But those on the other side said the president’s remarks were revealing because by arguing that the state or society had a role in creating individual success, they believe he is justifying the government’s taking a share. Kevin A. Hassett, director of economic policy studies at the American Enterprise Institute, said Mr. Obama’s philosophy had driven Mr. Romney’s countervailing approach.
“Obama really has become the argument for redistribution, the argument for statism,” said Mr. Hassett, who has advised George W. Bush, John McCain and now Mr. Romney. “And so that’s shaped his opposition.”
Mr. Obama’s remarks reflect sentiments he expressed in a speech in Osawatomie, Kan., last December, previewing what he saw as themes of the campaign. They also resemble similar thoughts articulated by Elizabeth Warren, the hero of liberals who is running for the Senate in Massachusetts.
Mr. Obama’s latest comments came on Friday night in a fire station in Roanoke, Va. “Look,” he told supporters, “if you’ve been successful, you didn’t get there on your own. You didn’t get there on your own. I’m always struck by people who think, ‘Well, it must be because I was just so smart.’ There are a lot of smart people out there. ‘It must be because I worked harder than everybody else.’ Let me tell you something, there are a whole bunch of hardworking people out there.
“If you were successful, somebody along the line gave you some help. There was a great teacher somewhere in your life. Somebody helped to create this unbelievable American system that we have that allowed you to thrive. Somebody invested in roads and bridges. If you’ve got a business, you didn’t build that. Somebody else made that happen. The Internet didn’t get invented on its own. Government research created the Internet so that all the companies could make money off the Internet.
“The point is, that when we succeed, we succeed because of our individual initiative, but also because we do things together.”
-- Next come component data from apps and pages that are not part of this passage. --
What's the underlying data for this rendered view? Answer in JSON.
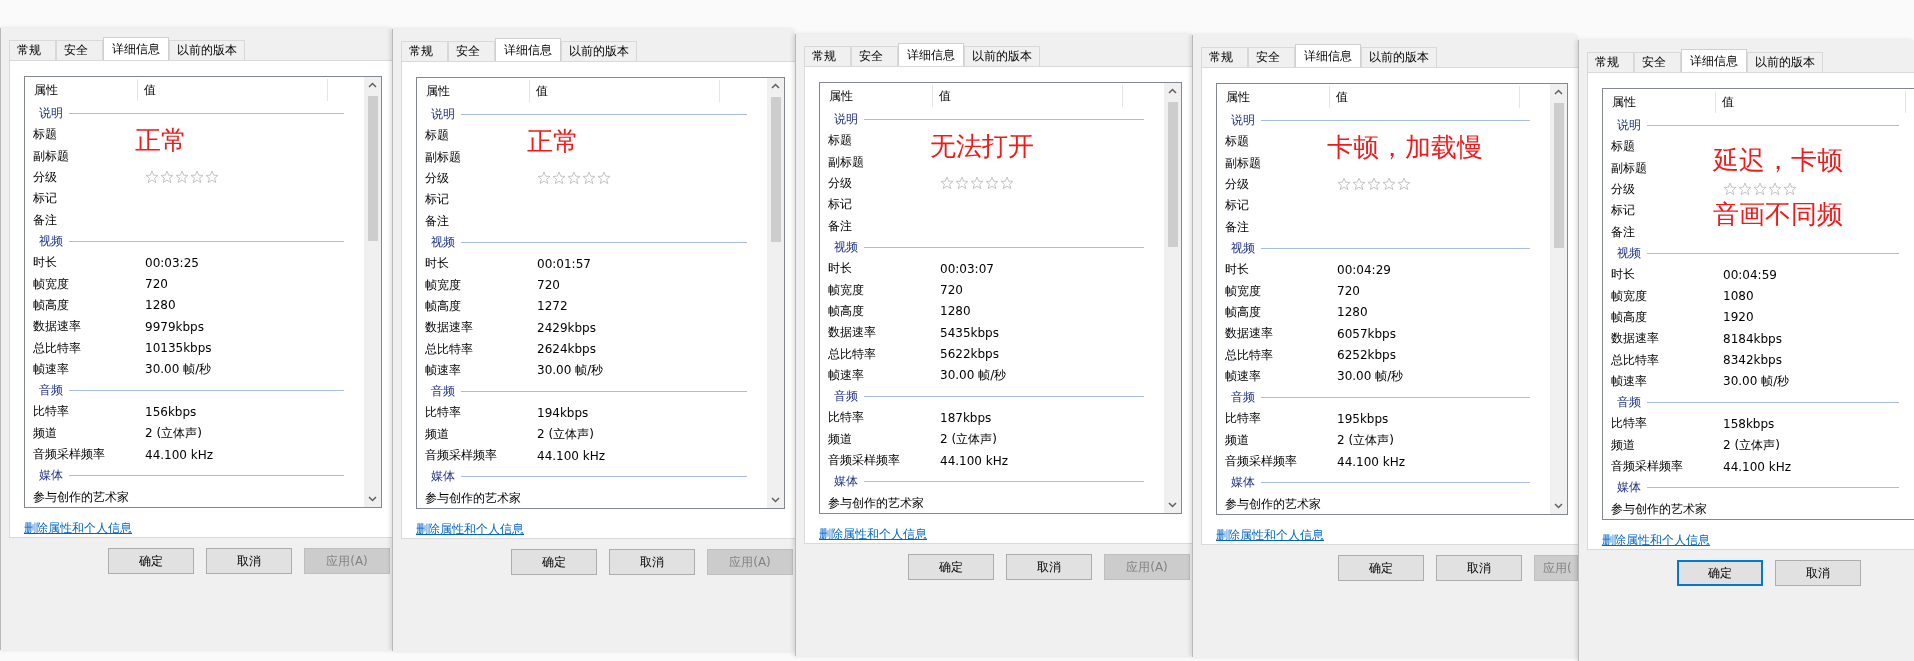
{
  "dialogs": [
    {
      "tabs": [
        {
          "label": "常规",
          "selected": false
        },
        {
          "label": "安全",
          "selected": false
        },
        {
          "label": "详细信息",
          "selected": true
        },
        {
          "label": "以前的版本",
          "selected": false
        }
      ],
      "columns": [
        "属性",
        "值"
      ],
      "annotation": [
        "正常"
      ],
      "scrollbar": true,
      "sections": [
        {
          "title": "说明",
          "rows": [
            {
              "name": "标题"
            },
            {
              "name": "副标题"
            },
            {
              "name": "分级",
              "stars": 0
            },
            {
              "name": "标记"
            },
            {
              "name": "备注"
            }
          ]
        },
        {
          "title": "视频",
          "rows": [
            {
              "name": "时长",
              "value": "00:03:25"
            },
            {
              "name": "帧宽度",
              "value": "720"
            },
            {
              "name": "帧高度",
              "value": "1280"
            },
            {
              "name": "数据速率",
              "value": "9979kbps"
            },
            {
              "name": "总比特率",
              "value": "10135kbps"
            },
            {
              "name": "帧速率",
              "value": "30.00 帧/秒"
            }
          ]
        },
        {
          "title": "音频",
          "rows": [
            {
              "name": "比特率",
              "value": "156kbps"
            },
            {
              "name": "频道",
              "value": "2 (立体声)"
            },
            {
              "name": "音频采样频率",
              "value": "44.100 kHz"
            }
          ]
        },
        {
          "title": "媒体",
          "rows": [
            {
              "name": "参与创作的艺术家"
            }
          ]
        }
      ],
      "link": "删除属性和个人信息",
      "buttons": [
        {
          "label": "确定",
          "disabled": false,
          "focused": false
        },
        {
          "label": "取消",
          "disabled": false,
          "focused": false
        },
        {
          "label": "应用(A)",
          "disabled": true,
          "focused": false
        }
      ]
    },
    {
      "tabs": [
        {
          "label": "常规",
          "selected": false
        },
        {
          "label": "安全",
          "selected": false
        },
        {
          "label": "详细信息",
          "selected": true
        },
        {
          "label": "以前的版本",
          "selected": false
        }
      ],
      "columns": [
        "属性",
        "值"
      ],
      "annotation": [
        "正常"
      ],
      "scrollbar": true,
      "sections": [
        {
          "title": "说明",
          "rows": [
            {
              "name": "标题"
            },
            {
              "name": "副标题"
            },
            {
              "name": "分级",
              "stars": 0
            },
            {
              "name": "标记"
            },
            {
              "name": "备注"
            }
          ]
        },
        {
          "title": "视频",
          "rows": [
            {
              "name": "时长",
              "value": "00:01:57"
            },
            {
              "name": "帧宽度",
              "value": "720"
            },
            {
              "name": "帧高度",
              "value": "1272"
            },
            {
              "name": "数据速率",
              "value": "2429kbps"
            },
            {
              "name": "总比特率",
              "value": "2624kbps"
            },
            {
              "name": "帧速率",
              "value": "30.00 帧/秒"
            }
          ]
        },
        {
          "title": "音频",
          "rows": [
            {
              "name": "比特率",
              "value": "194kbps"
            },
            {
              "name": "频道",
              "value": "2 (立体声)"
            },
            {
              "name": "音频采样频率",
              "value": "44.100 kHz"
            }
          ]
        },
        {
          "title": "媒体",
          "rows": [
            {
              "name": "参与创作的艺术家"
            }
          ]
        }
      ],
      "link": "删除属性和个人信息",
      "buttons": [
        {
          "label": "确定",
          "disabled": false,
          "focused": false
        },
        {
          "label": "取消",
          "disabled": false,
          "focused": false
        },
        {
          "label": "应用(A)",
          "disabled": true,
          "focused": false
        }
      ]
    },
    {
      "tabs": [
        {
          "label": "常规",
          "selected": false
        },
        {
          "label": "安全",
          "selected": false
        },
        {
          "label": "详细信息",
          "selected": true
        },
        {
          "label": "以前的版本",
          "selected": false
        }
      ],
      "columns": [
        "属性",
        "值"
      ],
      "annotation": [
        "无法打开"
      ],
      "scrollbar": true,
      "sections": [
        {
          "title": "说明",
          "rows": [
            {
              "name": "标题"
            },
            {
              "name": "副标题"
            },
            {
              "name": "分级",
              "stars": 0
            },
            {
              "name": "标记"
            },
            {
              "name": "备注"
            }
          ]
        },
        {
          "title": "视频",
          "rows": [
            {
              "name": "时长",
              "value": "00:03:07"
            },
            {
              "name": "帧宽度",
              "value": "720"
            },
            {
              "name": "帧高度",
              "value": "1280"
            },
            {
              "name": "数据速率",
              "value": "5435kbps"
            },
            {
              "name": "总比特率",
              "value": "5622kbps"
            },
            {
              "name": "帧速率",
              "value": "30.00 帧/秒"
            }
          ]
        },
        {
          "title": "音频",
          "rows": [
            {
              "name": "比特率",
              "value": "187kbps"
            },
            {
              "name": "频道",
              "value": "2 (立体声)"
            },
            {
              "name": "音频采样频率",
              "value": "44.100 kHz"
            }
          ]
        },
        {
          "title": "媒体",
          "rows": [
            {
              "name": "参与创作的艺术家"
            }
          ]
        }
      ],
      "link": "删除属性和个人信息",
      "buttons": [
        {
          "label": "确定",
          "disabled": false,
          "focused": false
        },
        {
          "label": "取消",
          "disabled": false,
          "focused": false
        },
        {
          "label": "应用(A)",
          "disabled": true,
          "focused": false
        }
      ]
    },
    {
      "tabs": [
        {
          "label": "常规",
          "selected": false
        },
        {
          "label": "安全",
          "selected": false
        },
        {
          "label": "详细信息",
          "selected": true
        },
        {
          "label": "以前的版本",
          "selected": false
        }
      ],
      "columns": [
        "属性",
        "值"
      ],
      "annotation": [
        "卡顿，加载慢"
      ],
      "scrollbar": true,
      "sections": [
        {
          "title": "说明",
          "rows": [
            {
              "name": "标题"
            },
            {
              "name": "副标题"
            },
            {
              "name": "分级",
              "stars": 0
            },
            {
              "name": "标记"
            },
            {
              "name": "备注"
            }
          ]
        },
        {
          "title": "视频",
          "rows": [
            {
              "name": "时长",
              "value": "00:04:29"
            },
            {
              "name": "帧宽度",
              "value": "720"
            },
            {
              "name": "帧高度",
              "value": "1280"
            },
            {
              "name": "数据速率",
              "value": "6057kbps"
            },
            {
              "name": "总比特率",
              "value": "6252kbps"
            },
            {
              "name": "帧速率",
              "value": "30.00 帧/秒"
            }
          ]
        },
        {
          "title": "音频",
          "rows": [
            {
              "name": "比特率",
              "value": "195kbps"
            },
            {
              "name": "频道",
              "value": "2 (立体声)"
            },
            {
              "name": "音频采样频率",
              "value": "44.100 kHz"
            }
          ]
        },
        {
          "title": "媒体",
          "rows": [
            {
              "name": "参与创作的艺术家"
            }
          ]
        }
      ],
      "link": "删除属性和个人信息",
      "buttons": [
        {
          "label": "确定",
          "disabled": false,
          "focused": false
        },
        {
          "label": "取消",
          "disabled": false,
          "focused": false
        },
        {
          "label": "应用(",
          "disabled": true,
          "focused": false
        }
      ]
    },
    {
      "tabs": [
        {
          "label": "常规",
          "selected": false
        },
        {
          "label": "安全",
          "selected": false
        },
        {
          "label": "详细信息",
          "selected": true
        },
        {
          "label": "以前的版本",
          "selected": false
        }
      ],
      "columns": [
        "属性",
        "值"
      ],
      "annotation": [
        "延迟，卡顿",
        "音画不同频"
      ],
      "scrollbar": false,
      "sections": [
        {
          "title": "说明",
          "rows": [
            {
              "name": "标题"
            },
            {
              "name": "副标题"
            },
            {
              "name": "分级",
              "stars": 0
            },
            {
              "name": "标记"
            },
            {
              "name": "备注"
            }
          ]
        },
        {
          "title": "视频",
          "rows": [
            {
              "name": "时长",
              "value": "00:04:59"
            },
            {
              "name": "帧宽度",
              "value": "1080"
            },
            {
              "name": "帧高度",
              "value": "1920"
            },
            {
              "name": "数据速率",
              "value": "8184kbps"
            },
            {
              "name": "总比特率",
              "value": "8342kbps"
            },
            {
              "name": "帧速率",
              "value": "30.00 帧/秒"
            }
          ]
        },
        {
          "title": "音频",
          "rows": [
            {
              "name": "比特率",
              "value": "158kbps"
            },
            {
              "name": "频道",
              "value": "2 (立体声)"
            },
            {
              "name": "音频采样频率",
              "value": "44.100 kHz"
            }
          ]
        },
        {
          "title": "媒体",
          "rows": [
            {
              "name": "参与创作的艺术家"
            }
          ]
        }
      ],
      "link": "删除属性和个人信息",
      "buttons": [
        {
          "label": "确定",
          "disabled": false,
          "focused": true
        },
        {
          "label": "取消",
          "disabled": false,
          "focused": false
        }
      ]
    }
  ]
}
Within days, critics took notice, and the remarks became fodder for discussion on Fox News and in outlets like National Review. By Wednesday, Mr. Romney made it his topic for the day.
The phrase “really reveals what he thinks about our country, about our people, about free enterprise, about freedom, about individual initiative, about America,” Mr. Romney told supporters in Bowling Green, Ohio. He asked those who started or ran a business to stand. Some 30 to 40 people did, many holding signs reading, “I created a business. Not the government” or “I opened my own business.”
“I know that you recognize a lot of people helped you in that business,” Mr. Romney told them. “Perhaps the banks. Investors. There’s no question your mom and dad, your schoolteacher, the people who provide roads, the fire and police. But let me ask you this: Did you build your business? If you did, raise your hand.”
Many hands went up. “Take that, Mr. President,” Mr. Romney said.
David Axelrod, a senior adviser to Mr. Obama, said in an interview that the president considers individual initiative “the principal driver in one’s success” but “it’s also true there are things we do as a country that contribute to that.”
For Mr. Obama, he said, this is nothing new. “This isn’t a revelation,” Mr. Axelrod said. “This is a fundamental article of faith.”
And a fundamental point of contention to be resolved, however temporarily, in November.
Trip Gabriel contributed reporting from Bowling Green, Ohio.